(Source data)
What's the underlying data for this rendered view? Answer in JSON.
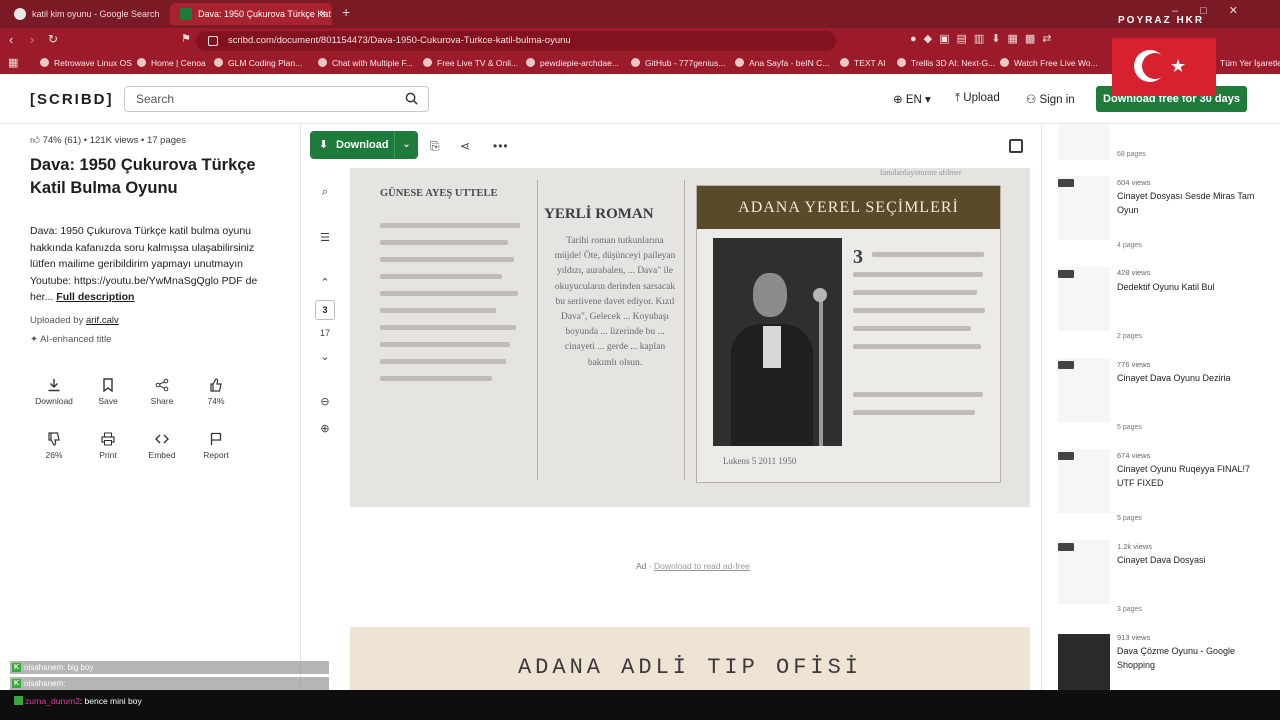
{
  "browser": {
    "tabs": [
      {
        "title": "katil kim oyunu - Google Search"
      },
      {
        "title": "Dava: 1950 Çukurova Türkçe Kat"
      }
    ],
    "url": "scribd.com/document/801154473/Dava-1950-Cukurova-Turkce-katil-bulma-oyunu",
    "overlay_name": "POYRAZ HKR",
    "bookmarks": [
      "Retrowave Linux OS",
      "Home | Cenoa",
      "GLM Coding Plan...",
      "Chat with Multiple F...",
      "Free Live TV & Onli...",
      "pewdiepie-archdae...",
      "GitHub - 777genius...",
      "Ana Sayfa - beIN C...",
      "TEXT AI",
      "Trellis 3D AI: Next-G...",
      "Watch Free Live Wo...",
      "Tüm Yer İşaretleri"
    ]
  },
  "header": {
    "logo": "[SCRIBD]",
    "search_placeholder": "Search",
    "language": "EN",
    "upload": "Upload",
    "signin": "Sign in",
    "cta": "Download free for 30 days"
  },
  "doc": {
    "rating": "74% (61)",
    "views": "121K views",
    "pages": "17 pages",
    "title": "Dava: 1950 Çukurova Türkçe Katil Bulma Oyunu",
    "description": "Dava: 1950 Çukurova Türkçe katil bulma oyunu hakkında kafanızda soru kalmışsa ulaşabilirsiniz lütfen mailime geribildirim yapmayı unutmayın Youtube: https://youtu.be/YwMnaSgQglo PDF de her...",
    "full_desc": "Full description",
    "uploaded_by_label": "Uploaded by",
    "uploader": "arif.calv",
    "ai_title": "AI-enhanced title",
    "actions": [
      {
        "label": "Download",
        "icon": "download-icon"
      },
      {
        "label": "Save",
        "icon": "bookmark-icon"
      },
      {
        "label": "Share",
        "icon": "share-icon"
      },
      {
        "label": "74%",
        "icon": "thumbs-up-icon"
      },
      {
        "label": "26%",
        "icon": "thumbs-down-icon"
      },
      {
        "label": "Print",
        "icon": "print-icon"
      },
      {
        "label": "Embed",
        "icon": "embed-icon"
      },
      {
        "label": "Report",
        "icon": "flag-icon"
      }
    ]
  },
  "viewer": {
    "download_label": "Download",
    "current_page": "3",
    "total_pages": "17",
    "page_content": {
      "top_line": "fanulardayoturme afdmer",
      "col1_title": "GÜNESE AYEŞ UTTELE",
      "col2_title": "YERLİ ROMAN",
      "col2_body": "Tarihi roman tutkunlarına müjde! Öte, düşünceyi paileyan yıldızı, aurabalen, ... Dava\" ile okuyucuların derinden sarsacak bu seriivene davet ediyor. Kızıl Dava\", Gelecek ... Koyubaşı boyunda ... lizerinde bu ... cinayeti ... gerde ... kaplan bakımlı olsun.",
      "photo_header": "ADANA YEREL SEÇİMLERİ",
      "big_num": "3",
      "caption": "Lukens 5 2011 1950"
    },
    "ad_text": "Ad",
    "ad_link": "Download to read ad-free",
    "next_page_title": "ADANA ADLİ TIP OFİSİ"
  },
  "related": [
    {
      "pages": "68 pages",
      "views": "",
      "title": ""
    },
    {
      "pages": "4 pages",
      "views": "604 views",
      "title": "Cinayet Dosyası Sesde Miras Tam Oyun"
    },
    {
      "pages": "2 pages",
      "views": "428 views",
      "title": "Dedektif Oyunu Katil Bul"
    },
    {
      "pages": "5 pages",
      "views": "776 views",
      "title": "Cinayet Dava Oyunu Deziria"
    },
    {
      "pages": "5 pages",
      "views": "674 views",
      "title": "Cinayet Oyunu Ruqeyya FINAL!7 UTF FIXED"
    },
    {
      "pages": "3 pages",
      "views": "1.2k views",
      "title": "Cinayet Dava Dosyasi"
    },
    {
      "pages": "",
      "views": "913 views",
      "title": "Dava Çözme Oyunu - Google Shopping"
    }
  ],
  "chat": [
    {
      "user": "nisahanem",
      "msg": ": big boy"
    },
    {
      "user": "nisahanem",
      "msg": ":"
    },
    {
      "user": "zurna_durum2",
      "msg": ": bence mini boy"
    }
  ],
  "colors": {
    "brand_green": "#1e7b3c",
    "tab_red": "#9c1b2a"
  }
}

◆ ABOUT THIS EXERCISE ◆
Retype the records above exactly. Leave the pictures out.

◆ ANSWER TO THE PROBLEM ◆
What's the underlying data for this rendered view? Answer in JSON.
{
  "browser": {
    "tabs": [
      {
        "title": "katil kim oyunu - Google Search"
      },
      {
        "title": "Dava: 1950 Çukurova Türkçe Kat"
      }
    ],
    "url": "scribd.com/document/801154473/Dava-1950-Cukurova-Turkce-katil-bulma-oyunu",
    "overlay_name": "POYRAZ HKR",
    "bookmarks": [
      "Retrowave Linux OS",
      "Home | Cenoa",
      "GLM Coding Plan...",
      "Chat with Multiple F...",
      "Free Live TV & Onli...",
      "pewdiepie-archdae...",
      "GitHub - 777genius...",
      "Ana Sayfa - beIN C...",
      "TEXT AI",
      "Trellis 3D AI: Next-G...",
      "Watch Free Live Wo...",
      "Tüm Yer İşaretleri"
    ]
  },
  "header": {
    "logo": "[SCRIBD]",
    "search_placeholder": "Search",
    "language": "EN",
    "upload": "Upload",
    "signin": "Sign in",
    "cta": "Download free for 30 days"
  },
  "doc": {
    "rating": "74% (61)",
    "views": "121K views",
    "pages": "17 pages",
    "title": "Dava: 1950 Çukurova Türkçe Katil Bulma Oyunu",
    "description": "Dava: 1950 Çukurova Türkçe katil bulma oyunu hakkında kafanızda soru kalmışsa ulaşabilirsiniz lütfen mailime geribildirim yapmayı unutmayın Youtube: https://youtu.be/YwMnaSgQglo PDF de her...",
    "full_desc": "Full description",
    "uploaded_by_label": "Uploaded by",
    "uploader": "arif.calv",
    "ai_title": "AI-enhanced title",
    "actions": [
      {
        "label": "Download",
        "icon": "download-icon"
      },
      {
        "label": "Save",
        "icon": "bookmark-icon"
      },
      {
        "label": "Share",
        "icon": "share-icon"
      },
      {
        "label": "74%",
        "icon": "thumbs-up-icon"
      },
      {
        "label": "26%",
        "icon": "thumbs-down-icon"
      },
      {
        "label": "Print",
        "icon": "print-icon"
      },
      {
        "label": "Embed",
        "icon": "embed-icon"
      },
      {
        "label": "Report",
        "icon": "flag-icon"
      }
    ]
  },
  "viewer": {
    "download_label": "Download",
    "current_page": "3",
    "total_pages": "17",
    "page_content": {
      "top_line": "fanulardayoturme afdmer",
      "col1_title": "GÜNESE AYEŞ UTTELE",
      "col2_title": "YERLİ ROMAN",
      "col2_body": "Tarihi roman tutkunlarına müjde! Öte, düşünceyi paileyan yıldızı, aurabalen, ... Dava\" ile okuyucuların derinden sarsacak bu seriivene davet ediyor. Kızıl Dava\", Gelecek ... Koyubaşı boyunda ... lizerinde bu ... cinayeti ... gerde ... kaplan bakımlı olsun.",
      "photo_header": "ADANA YEREL SEÇİMLERİ",
      "big_num": "3",
      "caption": "Lukens 5 2011 1950"
    },
    "ad_text": "Ad",
    "ad_link": "Download to read ad-free",
    "next_page_title": "ADANA ADLİ TIP OFİSİ"
  },
  "related": [
    {
      "pages": "68 pages",
      "views": "",
      "title": ""
    },
    {
      "pages": "4 pages",
      "views": "604 views",
      "title": "Cinayet Dosyası Sesde Miras Tam Oyun"
    },
    {
      "pages": "2 pages",
      "views": "428 views",
      "title": "Dedektif Oyunu Katil Bul"
    },
    {
      "pages": "5 pages",
      "views": "776 views",
      "title": "Cinayet Dava Oyunu Deziria"
    },
    {
      "pages": "5 pages",
      "views": "674 views",
      "title": "Cinayet Oyunu Ruqeyya FINAL!7 UTF FIXED"
    },
    {
      "pages": "3 pages",
      "views": "1.2k views",
      "title": "Cinayet Dava Dosyasi"
    },
    {
      "pages": "",
      "views": "913 views",
      "title": "Dava Çözme Oyunu - Google Shopping"
    }
  ],
  "chat": [
    {
      "user": "nisahanem",
      "msg": ": big boy"
    },
    {
      "user": "nisahanem",
      "msg": ":"
    },
    {
      "user": "zurna_durum2",
      "msg": ": bence mini boy"
    }
  ],
  "colors": {
    "brand_green": "#1e7b3c",
    "tab_red": "#9c1b2a"
  }
}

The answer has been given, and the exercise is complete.